» **Task instructions**:
Please report each line of the data below that contains "header".
-- Opening Marker --
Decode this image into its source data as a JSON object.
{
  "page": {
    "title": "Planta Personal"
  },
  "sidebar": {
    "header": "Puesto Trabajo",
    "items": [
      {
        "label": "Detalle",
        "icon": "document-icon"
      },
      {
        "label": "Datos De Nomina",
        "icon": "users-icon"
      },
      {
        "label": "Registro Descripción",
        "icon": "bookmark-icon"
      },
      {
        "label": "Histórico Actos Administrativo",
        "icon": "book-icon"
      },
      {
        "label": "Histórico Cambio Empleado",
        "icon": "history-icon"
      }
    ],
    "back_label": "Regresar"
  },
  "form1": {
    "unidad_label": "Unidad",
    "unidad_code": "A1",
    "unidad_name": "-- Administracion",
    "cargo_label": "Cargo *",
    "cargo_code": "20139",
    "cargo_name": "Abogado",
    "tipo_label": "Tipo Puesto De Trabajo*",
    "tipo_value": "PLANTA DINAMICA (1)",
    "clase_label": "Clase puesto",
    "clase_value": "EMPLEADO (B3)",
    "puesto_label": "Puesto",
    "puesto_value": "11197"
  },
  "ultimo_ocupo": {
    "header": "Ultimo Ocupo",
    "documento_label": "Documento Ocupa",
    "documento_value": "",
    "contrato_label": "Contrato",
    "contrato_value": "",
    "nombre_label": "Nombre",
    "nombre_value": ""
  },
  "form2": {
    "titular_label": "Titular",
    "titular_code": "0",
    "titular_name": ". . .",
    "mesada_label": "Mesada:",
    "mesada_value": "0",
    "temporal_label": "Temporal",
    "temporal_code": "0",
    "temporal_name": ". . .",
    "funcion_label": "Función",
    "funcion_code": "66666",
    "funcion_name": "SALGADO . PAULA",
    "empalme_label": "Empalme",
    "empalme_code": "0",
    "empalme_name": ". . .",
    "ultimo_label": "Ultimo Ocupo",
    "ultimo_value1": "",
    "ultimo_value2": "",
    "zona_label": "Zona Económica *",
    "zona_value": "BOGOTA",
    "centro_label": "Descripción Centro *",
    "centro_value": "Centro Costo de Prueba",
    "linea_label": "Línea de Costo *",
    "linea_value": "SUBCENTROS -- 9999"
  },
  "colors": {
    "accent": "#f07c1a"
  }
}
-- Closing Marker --
» **Answer for the task**:
    "header": "Puesto Trabajo",
    "header": "Ultimo Ocupo",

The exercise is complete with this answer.